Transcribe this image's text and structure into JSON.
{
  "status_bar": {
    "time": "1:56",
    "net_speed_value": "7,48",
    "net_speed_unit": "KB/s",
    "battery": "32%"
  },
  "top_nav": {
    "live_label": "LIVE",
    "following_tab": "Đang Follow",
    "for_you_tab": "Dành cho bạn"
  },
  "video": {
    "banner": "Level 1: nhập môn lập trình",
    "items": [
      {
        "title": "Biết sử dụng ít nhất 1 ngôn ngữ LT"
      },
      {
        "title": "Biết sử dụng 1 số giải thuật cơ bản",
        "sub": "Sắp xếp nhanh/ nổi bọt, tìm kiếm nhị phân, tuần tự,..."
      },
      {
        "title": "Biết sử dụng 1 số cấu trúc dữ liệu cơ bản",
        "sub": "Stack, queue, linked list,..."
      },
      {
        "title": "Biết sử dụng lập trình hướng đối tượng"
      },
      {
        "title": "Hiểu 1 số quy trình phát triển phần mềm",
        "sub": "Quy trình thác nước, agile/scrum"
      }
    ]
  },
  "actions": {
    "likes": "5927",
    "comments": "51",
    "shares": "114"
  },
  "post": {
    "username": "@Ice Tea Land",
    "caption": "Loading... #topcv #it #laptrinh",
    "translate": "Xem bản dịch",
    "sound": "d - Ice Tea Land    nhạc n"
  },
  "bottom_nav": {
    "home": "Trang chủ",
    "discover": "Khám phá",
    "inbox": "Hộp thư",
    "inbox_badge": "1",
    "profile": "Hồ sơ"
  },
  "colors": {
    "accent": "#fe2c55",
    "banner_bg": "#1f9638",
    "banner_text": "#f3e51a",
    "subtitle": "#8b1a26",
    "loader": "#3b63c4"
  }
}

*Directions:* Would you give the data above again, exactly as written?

*Solution for this problem:*
Transcribe this image's text and structure into JSON.
{
  "status_bar": {
    "time": "1:56",
    "net_speed_value": "7,48",
    "net_speed_unit": "KB/s",
    "battery": "32%"
  },
  "top_nav": {
    "live_label": "LIVE",
    "following_tab": "Đang Follow",
    "for_you_tab": "Dành cho bạn"
  },
  "video": {
    "banner": "Level 1: nhập môn lập trình",
    "items": [
      {
        "title": "Biết sử dụng ít nhất 1 ngôn ngữ LT"
      },
      {
        "title": "Biết sử dụng 1 số giải thuật cơ bản",
        "sub": "Sắp xếp nhanh/ nổi bọt, tìm kiếm nhị phân, tuần tự,..."
      },
      {
        "title": "Biết sử dụng 1 số cấu trúc dữ liệu cơ bản",
        "sub": "Stack, queue, linked list,..."
      },
      {
        "title": "Biết sử dụng lập trình hướng đối tượng"
      },
      {
        "title": "Hiểu 1 số quy trình phát triển phần mềm",
        "sub": "Quy trình thác nước, agile/scrum"
      }
    ]
  },
  "actions": {
    "likes": "5927",
    "comments": "51",
    "shares": "114"
  },
  "post": {
    "username": "@Ice Tea Land",
    "caption": "Loading... #topcv #it #laptrinh",
    "translate": "Xem bản dịch",
    "sound": "d - Ice Tea Land    nhạc n"
  },
  "bottom_nav": {
    "home": "Trang chủ",
    "discover": "Khám phá",
    "inbox": "Hộp thư",
    "inbox_badge": "1",
    "profile": "Hồ sơ"
  },
  "colors": {
    "accent": "#fe2c55",
    "banner_bg": "#1f9638",
    "banner_text": "#f3e51a",
    "subtitle": "#8b1a26",
    "loader": "#3b63c4"
  }
}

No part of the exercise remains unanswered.